Several definitions out there:

  • Something happens, and it’s interesting.
  • A story is what happens to characters you care about
  • An account or recital of an event or a series of events, either true or fictitious

Ok, three that I had readily available, but you get the idea. I guess by the last definition, both myself and ‘Grammy’ as I called her when I was a kid, were correct, although, for different reasons. I once heard that for a publisher to publish a story, it has to be good. Which of course is subject to interpretation. We are all storytellers in that regard, and as always, Sturgeon’s Law is in full force. And I believe he was making a conservative estimate. More on that probably another time, at a different blog.

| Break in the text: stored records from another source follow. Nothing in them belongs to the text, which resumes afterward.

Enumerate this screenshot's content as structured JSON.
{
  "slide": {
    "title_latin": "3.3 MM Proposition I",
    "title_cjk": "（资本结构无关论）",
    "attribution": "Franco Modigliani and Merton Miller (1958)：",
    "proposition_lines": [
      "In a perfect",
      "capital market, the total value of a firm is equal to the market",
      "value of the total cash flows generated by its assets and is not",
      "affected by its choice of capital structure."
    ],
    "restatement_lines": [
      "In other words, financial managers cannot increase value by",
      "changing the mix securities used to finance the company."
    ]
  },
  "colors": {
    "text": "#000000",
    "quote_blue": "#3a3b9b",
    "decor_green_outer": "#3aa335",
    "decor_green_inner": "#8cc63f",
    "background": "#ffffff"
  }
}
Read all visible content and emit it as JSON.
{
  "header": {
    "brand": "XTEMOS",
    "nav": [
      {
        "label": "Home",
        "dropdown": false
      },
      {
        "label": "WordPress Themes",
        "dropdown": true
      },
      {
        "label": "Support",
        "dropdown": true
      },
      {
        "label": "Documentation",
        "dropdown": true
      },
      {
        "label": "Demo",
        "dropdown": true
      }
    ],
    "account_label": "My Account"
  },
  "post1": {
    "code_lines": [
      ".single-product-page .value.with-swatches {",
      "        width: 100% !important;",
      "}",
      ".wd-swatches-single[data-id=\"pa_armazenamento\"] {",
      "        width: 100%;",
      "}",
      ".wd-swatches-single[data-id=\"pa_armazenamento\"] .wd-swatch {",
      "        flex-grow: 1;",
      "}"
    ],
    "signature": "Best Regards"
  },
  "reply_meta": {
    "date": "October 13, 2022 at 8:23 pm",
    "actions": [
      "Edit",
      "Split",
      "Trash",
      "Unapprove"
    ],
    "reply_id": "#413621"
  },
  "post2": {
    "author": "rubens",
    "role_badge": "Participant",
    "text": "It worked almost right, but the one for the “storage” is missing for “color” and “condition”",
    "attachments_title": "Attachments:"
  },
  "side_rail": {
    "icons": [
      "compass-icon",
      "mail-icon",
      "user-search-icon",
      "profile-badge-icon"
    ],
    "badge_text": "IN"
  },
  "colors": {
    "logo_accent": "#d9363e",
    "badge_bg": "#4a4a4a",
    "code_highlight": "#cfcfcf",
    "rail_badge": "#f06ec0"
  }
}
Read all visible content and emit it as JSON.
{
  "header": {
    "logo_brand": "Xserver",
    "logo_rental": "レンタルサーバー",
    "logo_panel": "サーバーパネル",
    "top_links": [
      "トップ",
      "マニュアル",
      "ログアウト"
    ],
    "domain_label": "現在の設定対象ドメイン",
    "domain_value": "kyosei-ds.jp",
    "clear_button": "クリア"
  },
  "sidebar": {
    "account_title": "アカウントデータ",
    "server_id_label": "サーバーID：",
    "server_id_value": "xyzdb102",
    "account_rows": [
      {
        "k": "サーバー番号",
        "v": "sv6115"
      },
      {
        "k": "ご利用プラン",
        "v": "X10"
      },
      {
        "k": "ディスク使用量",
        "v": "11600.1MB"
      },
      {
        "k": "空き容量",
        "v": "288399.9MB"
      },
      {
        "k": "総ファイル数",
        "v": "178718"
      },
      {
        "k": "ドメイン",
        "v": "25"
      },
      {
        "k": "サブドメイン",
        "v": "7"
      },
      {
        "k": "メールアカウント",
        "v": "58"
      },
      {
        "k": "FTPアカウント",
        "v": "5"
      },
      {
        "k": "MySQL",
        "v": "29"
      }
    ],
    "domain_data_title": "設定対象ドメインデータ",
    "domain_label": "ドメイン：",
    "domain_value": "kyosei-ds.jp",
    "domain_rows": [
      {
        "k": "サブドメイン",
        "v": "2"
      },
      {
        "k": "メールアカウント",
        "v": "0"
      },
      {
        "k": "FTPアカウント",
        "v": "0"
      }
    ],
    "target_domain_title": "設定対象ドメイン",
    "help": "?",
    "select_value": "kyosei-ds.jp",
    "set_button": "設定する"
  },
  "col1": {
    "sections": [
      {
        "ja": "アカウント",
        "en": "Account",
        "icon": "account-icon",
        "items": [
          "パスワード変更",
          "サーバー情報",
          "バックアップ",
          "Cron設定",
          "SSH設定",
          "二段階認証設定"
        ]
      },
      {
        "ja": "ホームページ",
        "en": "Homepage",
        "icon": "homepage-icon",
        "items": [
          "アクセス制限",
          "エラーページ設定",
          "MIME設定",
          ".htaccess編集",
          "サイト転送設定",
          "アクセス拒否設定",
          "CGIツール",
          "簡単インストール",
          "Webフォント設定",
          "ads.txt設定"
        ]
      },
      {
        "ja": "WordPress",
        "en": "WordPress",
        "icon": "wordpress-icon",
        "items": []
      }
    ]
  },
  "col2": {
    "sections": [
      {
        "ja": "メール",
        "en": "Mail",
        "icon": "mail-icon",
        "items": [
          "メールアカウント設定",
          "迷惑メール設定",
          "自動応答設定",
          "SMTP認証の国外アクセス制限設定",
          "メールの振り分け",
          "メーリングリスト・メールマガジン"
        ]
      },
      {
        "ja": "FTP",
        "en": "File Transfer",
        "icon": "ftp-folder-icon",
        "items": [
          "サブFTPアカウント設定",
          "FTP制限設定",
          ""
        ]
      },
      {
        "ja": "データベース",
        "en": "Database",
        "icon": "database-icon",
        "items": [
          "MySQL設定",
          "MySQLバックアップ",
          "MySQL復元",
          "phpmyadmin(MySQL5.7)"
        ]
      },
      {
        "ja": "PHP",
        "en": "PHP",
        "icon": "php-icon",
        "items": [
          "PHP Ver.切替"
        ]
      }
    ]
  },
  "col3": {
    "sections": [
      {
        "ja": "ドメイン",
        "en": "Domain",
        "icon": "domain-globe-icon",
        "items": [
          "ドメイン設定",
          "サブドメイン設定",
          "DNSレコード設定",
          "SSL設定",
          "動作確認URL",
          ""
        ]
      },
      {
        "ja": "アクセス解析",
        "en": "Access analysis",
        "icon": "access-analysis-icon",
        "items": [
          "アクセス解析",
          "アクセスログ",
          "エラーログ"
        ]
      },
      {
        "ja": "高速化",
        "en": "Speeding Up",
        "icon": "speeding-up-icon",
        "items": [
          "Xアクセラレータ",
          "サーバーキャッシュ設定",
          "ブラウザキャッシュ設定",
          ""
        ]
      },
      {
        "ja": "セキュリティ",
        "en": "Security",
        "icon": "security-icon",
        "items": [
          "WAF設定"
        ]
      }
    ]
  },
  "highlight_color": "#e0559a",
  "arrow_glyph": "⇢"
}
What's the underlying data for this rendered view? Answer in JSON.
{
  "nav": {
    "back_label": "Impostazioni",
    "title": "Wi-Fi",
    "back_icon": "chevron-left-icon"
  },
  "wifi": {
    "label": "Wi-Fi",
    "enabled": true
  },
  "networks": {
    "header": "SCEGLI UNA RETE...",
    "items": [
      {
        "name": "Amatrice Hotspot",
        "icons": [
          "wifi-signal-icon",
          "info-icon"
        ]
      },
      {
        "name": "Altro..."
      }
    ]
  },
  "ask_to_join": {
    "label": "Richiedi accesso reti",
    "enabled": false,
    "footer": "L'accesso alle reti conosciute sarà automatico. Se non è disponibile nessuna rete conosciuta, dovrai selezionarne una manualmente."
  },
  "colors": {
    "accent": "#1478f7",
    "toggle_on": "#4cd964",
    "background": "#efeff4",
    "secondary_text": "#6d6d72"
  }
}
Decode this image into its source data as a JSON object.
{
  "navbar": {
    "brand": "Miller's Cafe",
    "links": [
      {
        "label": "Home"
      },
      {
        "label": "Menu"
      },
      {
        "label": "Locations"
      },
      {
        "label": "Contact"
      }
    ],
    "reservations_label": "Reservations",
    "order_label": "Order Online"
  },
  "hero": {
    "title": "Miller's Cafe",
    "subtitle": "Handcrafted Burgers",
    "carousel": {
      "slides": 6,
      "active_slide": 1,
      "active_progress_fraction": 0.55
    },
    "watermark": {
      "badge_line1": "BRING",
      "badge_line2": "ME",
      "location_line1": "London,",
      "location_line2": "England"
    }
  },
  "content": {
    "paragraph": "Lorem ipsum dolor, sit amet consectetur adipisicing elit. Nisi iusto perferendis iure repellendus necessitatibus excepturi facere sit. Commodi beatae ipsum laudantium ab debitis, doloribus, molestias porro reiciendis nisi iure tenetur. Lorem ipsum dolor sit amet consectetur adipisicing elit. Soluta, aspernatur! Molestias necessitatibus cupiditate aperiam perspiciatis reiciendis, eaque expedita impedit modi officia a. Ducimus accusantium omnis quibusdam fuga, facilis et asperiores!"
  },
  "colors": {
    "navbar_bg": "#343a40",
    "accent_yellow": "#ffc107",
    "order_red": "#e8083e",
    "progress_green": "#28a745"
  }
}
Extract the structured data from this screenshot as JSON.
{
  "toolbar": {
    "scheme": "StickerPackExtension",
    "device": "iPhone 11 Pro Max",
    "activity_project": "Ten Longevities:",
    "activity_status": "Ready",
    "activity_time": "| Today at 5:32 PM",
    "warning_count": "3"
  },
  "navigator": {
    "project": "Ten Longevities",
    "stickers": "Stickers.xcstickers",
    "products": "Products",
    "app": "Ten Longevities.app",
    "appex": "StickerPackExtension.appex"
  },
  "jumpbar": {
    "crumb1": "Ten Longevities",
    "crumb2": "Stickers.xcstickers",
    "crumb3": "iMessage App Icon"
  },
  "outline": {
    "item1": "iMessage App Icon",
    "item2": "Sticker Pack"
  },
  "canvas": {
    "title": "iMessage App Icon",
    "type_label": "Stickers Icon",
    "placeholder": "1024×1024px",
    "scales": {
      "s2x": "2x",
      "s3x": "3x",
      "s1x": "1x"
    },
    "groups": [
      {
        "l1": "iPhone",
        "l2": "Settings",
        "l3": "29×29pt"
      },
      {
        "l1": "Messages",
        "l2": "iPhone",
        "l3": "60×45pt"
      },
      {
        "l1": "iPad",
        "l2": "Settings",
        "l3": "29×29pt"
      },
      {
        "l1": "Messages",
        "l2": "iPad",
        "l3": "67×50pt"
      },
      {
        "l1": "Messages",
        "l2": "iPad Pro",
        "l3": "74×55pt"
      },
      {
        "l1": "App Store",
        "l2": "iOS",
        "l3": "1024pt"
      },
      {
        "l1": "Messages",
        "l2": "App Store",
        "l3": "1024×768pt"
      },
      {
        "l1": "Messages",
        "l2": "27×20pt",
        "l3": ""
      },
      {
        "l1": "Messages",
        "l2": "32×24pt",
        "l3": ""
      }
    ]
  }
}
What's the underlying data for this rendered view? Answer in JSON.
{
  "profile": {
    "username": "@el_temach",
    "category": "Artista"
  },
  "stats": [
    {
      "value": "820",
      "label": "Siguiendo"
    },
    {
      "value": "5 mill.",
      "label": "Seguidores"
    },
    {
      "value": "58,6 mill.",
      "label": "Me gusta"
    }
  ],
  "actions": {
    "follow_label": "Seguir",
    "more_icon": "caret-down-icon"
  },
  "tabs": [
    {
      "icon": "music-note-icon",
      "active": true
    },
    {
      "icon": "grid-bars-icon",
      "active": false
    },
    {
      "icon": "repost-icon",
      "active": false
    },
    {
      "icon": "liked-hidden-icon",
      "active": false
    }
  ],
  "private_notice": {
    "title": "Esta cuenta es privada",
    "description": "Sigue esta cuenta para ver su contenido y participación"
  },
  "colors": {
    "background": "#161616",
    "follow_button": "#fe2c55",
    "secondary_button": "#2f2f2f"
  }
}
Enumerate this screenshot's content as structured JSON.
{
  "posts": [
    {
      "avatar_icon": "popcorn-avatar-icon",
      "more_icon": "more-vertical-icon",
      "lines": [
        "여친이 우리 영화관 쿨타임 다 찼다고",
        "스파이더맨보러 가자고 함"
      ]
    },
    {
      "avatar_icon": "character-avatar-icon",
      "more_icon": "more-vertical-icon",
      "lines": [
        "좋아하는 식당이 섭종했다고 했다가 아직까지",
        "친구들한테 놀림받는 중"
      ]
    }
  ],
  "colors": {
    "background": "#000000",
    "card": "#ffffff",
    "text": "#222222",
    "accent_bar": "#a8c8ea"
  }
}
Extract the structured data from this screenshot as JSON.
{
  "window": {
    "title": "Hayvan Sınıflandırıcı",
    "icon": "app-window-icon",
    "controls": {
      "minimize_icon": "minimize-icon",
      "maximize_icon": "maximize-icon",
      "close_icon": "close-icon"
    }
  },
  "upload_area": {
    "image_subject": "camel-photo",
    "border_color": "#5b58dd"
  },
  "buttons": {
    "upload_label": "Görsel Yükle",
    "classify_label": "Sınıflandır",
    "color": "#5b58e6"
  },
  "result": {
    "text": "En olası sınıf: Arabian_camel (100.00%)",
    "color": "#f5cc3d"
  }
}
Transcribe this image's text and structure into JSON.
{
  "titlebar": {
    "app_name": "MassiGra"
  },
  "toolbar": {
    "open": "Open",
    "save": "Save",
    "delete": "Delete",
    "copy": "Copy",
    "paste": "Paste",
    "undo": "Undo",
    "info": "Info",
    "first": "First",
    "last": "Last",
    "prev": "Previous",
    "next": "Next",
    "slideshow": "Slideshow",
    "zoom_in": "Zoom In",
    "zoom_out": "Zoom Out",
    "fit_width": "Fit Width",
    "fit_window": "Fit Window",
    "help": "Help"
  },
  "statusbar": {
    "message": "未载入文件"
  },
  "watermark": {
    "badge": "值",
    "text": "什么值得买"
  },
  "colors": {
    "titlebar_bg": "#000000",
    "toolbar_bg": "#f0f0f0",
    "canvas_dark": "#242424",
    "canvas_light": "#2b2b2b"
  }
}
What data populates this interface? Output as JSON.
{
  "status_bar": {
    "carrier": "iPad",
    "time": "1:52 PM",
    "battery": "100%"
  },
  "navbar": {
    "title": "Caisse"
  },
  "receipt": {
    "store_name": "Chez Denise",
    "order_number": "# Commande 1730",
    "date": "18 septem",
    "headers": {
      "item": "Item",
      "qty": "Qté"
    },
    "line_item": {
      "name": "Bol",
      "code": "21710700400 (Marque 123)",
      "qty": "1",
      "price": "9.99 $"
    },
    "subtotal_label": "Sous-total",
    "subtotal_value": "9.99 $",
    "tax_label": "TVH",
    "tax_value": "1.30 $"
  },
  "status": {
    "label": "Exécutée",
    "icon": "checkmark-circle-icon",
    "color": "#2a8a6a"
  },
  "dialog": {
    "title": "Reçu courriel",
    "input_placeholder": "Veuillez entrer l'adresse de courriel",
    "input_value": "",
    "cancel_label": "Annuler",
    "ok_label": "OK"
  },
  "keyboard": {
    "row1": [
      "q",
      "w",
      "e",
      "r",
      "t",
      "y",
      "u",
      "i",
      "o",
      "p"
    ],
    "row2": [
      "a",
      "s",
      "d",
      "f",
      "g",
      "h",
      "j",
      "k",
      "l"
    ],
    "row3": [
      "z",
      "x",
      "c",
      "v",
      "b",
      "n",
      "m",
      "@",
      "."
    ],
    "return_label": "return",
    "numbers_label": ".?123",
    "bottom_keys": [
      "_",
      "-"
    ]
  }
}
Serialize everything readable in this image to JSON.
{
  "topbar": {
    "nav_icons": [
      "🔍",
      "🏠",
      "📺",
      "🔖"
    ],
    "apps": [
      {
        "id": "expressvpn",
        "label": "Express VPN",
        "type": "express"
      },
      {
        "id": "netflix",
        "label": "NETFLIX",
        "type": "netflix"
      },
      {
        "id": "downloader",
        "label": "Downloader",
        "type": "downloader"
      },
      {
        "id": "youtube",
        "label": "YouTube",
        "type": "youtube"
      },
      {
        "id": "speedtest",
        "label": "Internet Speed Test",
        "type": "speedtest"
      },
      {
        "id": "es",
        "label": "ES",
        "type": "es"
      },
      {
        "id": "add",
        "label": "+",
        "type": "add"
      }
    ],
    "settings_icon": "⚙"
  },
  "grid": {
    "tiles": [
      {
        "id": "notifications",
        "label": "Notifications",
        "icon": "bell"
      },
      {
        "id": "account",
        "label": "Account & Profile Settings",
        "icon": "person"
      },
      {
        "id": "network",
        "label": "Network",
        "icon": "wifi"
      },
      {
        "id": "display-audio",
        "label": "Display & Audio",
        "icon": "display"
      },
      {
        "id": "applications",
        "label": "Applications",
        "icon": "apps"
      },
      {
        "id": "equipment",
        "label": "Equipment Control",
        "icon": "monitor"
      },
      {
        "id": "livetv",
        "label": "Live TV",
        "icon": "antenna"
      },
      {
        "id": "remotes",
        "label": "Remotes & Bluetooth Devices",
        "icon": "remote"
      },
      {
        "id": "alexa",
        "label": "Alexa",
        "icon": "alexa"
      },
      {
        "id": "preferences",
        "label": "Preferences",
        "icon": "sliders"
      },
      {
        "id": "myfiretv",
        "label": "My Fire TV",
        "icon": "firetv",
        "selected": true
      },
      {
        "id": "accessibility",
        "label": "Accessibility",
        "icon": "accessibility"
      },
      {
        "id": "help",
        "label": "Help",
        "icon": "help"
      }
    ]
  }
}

So, now that I’ve padded my word count to arrive at some arbitrary number created by those that measure these types of things, I can really write whatever I want. However, if you’ve gotten this far, you’ll probably read the rest. And the point here is simply this: Good, Great, Amazing, etc. are all subjective terms. There may be a quality control issue that we need to address. And, as the aforementioned law, not to be confused with, The Law!!! states, ‘they’ may not know what they’re doing, either. Even if the greatest screenplay in the world is on their desk, and even if it’s yours, you still, might not get your movie made. At least, by them. At least you’re not this guy 🙂

That may be enough for today, so, as always, adjust your expectations accordingly, and by all means, please retweet. However, before you do, what’s your definition of story? I’m anxious to hear your thoughts….

Have Your People Call My People…

And, we’ll take a meeting, and do lunch. This famous Hollywood refrain has been said so many times as to become cliché. I guess I’m writing about it today, simply because the subject of meetings has come to the forefront, of if nothing else, my purview. Either that or a lot of other people have been writing, talking, blogging, etc. about them lately, and I figured that you, my three readers, would like my take.

I’m reminded of a story I heard once, when I was deeply ensconced in the tech sector, about a meeting that took place. Or rather, didn’t. Several attendees showed up, and waited for the meeting to start. And then, they waited some more. Finally, about ten minutes in, my friend spoke up, and asked, who’s leading this meeting? And he got the classic scene from well, any movie wherein no one wanted to take responsibility that was seated around the big conference table.

He proclaimed it, a Dilbert Meeting, and if you don’t read Dilbert everyday, you should be. Tell Scott Adams I said hello. In any case, my friend ultimately took control, and got something accomplished, and he realized later that a meeting had been scheduled by some generic meeting software that our company was using, if not properly. Turns out there was a similar meeting scheduled a month previous, and the secretary that posted it made it a monthly occurrence.

I had a conversation the other day, well, two days ago, actually, about meetings that exist simply to schedule other meetings. My friend stated that he’s advanced his division beyond that, so that actual work gets done. He wouldn’t explain to me how this works, however, my guess is that there’s only one person in his division that schedules meetings, and they’re responsible for the itinerary and who shows up, and who may or may not be asked to contribute.

In my industry, not to be confused with, the business as we’ve previously discussed, it’s become almost a habit to have a meeting, eat, and discuss what took place at the meeting. In essence, having two consecutive meetings for the price of one. There’s got to be a better way. Until such time as there aren’t meetings to discuss what took place at other meetings, and actual work gets done, in this specific case, getting a movie project greenlit, it would seem that this endless process of wasting time will continue.

I don’t have a good suggestion for making this process of salary justification stop, either. Yet another reason why I think Hollywood is broken, and will continue to be so, until there are fewer decision makers, and more people around to implement those decisions.

Adjust your expectations accordingly.